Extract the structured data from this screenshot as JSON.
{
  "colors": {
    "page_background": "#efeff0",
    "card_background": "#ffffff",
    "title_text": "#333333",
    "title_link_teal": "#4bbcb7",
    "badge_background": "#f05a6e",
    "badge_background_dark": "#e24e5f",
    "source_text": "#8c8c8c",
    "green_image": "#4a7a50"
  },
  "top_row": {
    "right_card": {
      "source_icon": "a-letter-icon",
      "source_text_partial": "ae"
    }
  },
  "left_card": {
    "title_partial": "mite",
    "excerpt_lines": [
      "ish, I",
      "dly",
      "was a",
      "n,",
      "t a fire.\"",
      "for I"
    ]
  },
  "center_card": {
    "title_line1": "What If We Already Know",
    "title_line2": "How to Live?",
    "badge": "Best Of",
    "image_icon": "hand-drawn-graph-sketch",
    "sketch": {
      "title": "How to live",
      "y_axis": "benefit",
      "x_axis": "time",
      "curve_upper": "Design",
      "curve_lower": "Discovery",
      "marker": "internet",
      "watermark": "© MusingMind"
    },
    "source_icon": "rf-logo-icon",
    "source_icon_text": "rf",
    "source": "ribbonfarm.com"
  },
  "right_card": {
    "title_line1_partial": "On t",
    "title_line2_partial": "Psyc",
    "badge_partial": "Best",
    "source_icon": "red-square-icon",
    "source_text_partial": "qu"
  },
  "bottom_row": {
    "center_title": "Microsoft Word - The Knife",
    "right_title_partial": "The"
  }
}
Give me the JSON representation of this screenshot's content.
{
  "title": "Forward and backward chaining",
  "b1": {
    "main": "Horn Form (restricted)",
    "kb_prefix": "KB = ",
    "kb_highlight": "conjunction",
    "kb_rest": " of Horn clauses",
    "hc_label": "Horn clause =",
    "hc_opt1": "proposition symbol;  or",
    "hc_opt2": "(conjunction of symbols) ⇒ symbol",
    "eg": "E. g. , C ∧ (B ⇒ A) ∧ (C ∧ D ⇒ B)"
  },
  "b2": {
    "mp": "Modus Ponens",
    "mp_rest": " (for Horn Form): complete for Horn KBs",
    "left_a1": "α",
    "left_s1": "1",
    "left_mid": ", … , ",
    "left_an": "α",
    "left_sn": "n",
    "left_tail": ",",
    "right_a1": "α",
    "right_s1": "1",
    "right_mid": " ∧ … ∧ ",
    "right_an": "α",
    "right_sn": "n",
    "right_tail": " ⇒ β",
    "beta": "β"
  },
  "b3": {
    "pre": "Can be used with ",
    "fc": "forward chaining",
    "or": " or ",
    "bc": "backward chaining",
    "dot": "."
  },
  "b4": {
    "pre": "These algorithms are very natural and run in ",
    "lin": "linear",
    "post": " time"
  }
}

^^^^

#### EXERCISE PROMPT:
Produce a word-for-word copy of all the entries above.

#### ANSWER BOX:
Extract the structured data from this screenshot as JSON.
{
  "colors": {
    "page_background": "#efeff0",
    "card_background": "#ffffff",
    "title_text": "#333333",
    "title_link_teal": "#4bbcb7",
    "badge_background": "#f05a6e",
    "badge_background_dark": "#e24e5f",
    "source_text": "#8c8c8c",
    "green_image": "#4a7a50"
  },
  "top_row": {
    "right_card": {
      "source_icon": "a-letter-icon",
      "source_text_partial": "ae"
    }
  },
  "left_card": {
    "title_partial": "mite",
    "excerpt_lines": [
      "ish, I",
      "dly",
      "was a",
      "n,",
      "t a fire.\"",
      "for I"
    ]
  },
  "center_card": {
    "title_line1": "What If We Already Know",
    "title_line2": "How to Live?",
    "badge": "Best Of",
    "image_icon": "hand-drawn-graph-sketch",
    "sketch": {
      "title": "How to live",
      "y_axis": "benefit",
      "x_axis": "time",
      "curve_upper": "Design",
      "curve_lower": "Discovery",
      "marker": "internet",
      "watermark": "© MusingMind"
    },
    "source_icon": "rf-logo-icon",
    "source_icon_text": "rf",
    "source": "ribbonfarm.com"
  },
  "right_card": {
    "title_line1_partial": "On t",
    "title_line2_partial": "Psyc",
    "badge_partial": "Best",
    "source_icon": "red-square-icon",
    "source_text_partial": "qu"
  },
  "bottom_row": {
    "center_title": "Microsoft Word - The Knife",
    "right_title_partial": "The"
  }
}
Give me the JSON representation of this screenshot's content.
{
  "title": "Forward and backward chaining",
  "b1": {
    "main": "Horn Form (restricted)",
    "kb_prefix": "KB = ",
    "kb_highlight": "conjunction",
    "kb_rest": " of Horn clauses",
    "hc_label": "Horn clause =",
    "hc_opt1": "proposition symbol;  or",
    "hc_opt2": "(conjunction of symbols) ⇒ symbol",
    "eg": "E. g. , C ∧ (B ⇒ A) ∧ (C ∧ D ⇒ B)"
  },
  "b2": {
    "mp": "Modus Ponens",
    "mp_rest": " (for Horn Form): complete for Horn KBs",
    "left_a1": "α",
    "left_s1": "1",
    "left_mid": ", … , ",
    "left_an": "α",
    "left_sn": "n",
    "left_tail": ",",
    "right_a1": "α",
    "right_s1": "1",
    "right_mid": " ∧ … ∧ ",
    "right_an": "α",
    "right_sn": "n",
    "right_tail": " ⇒ β",
    "beta": "β"
  },
  "b3": {
    "pre": "Can be used with ",
    "fc": "forward chaining",
    "or": " or ",
    "bc": "backward chaining",
    "dot": "."
  },
  "b4": {
    "pre": "These algorithms are very natural and run in ",
    "lin": "linear",
    "post": " time"
  }
}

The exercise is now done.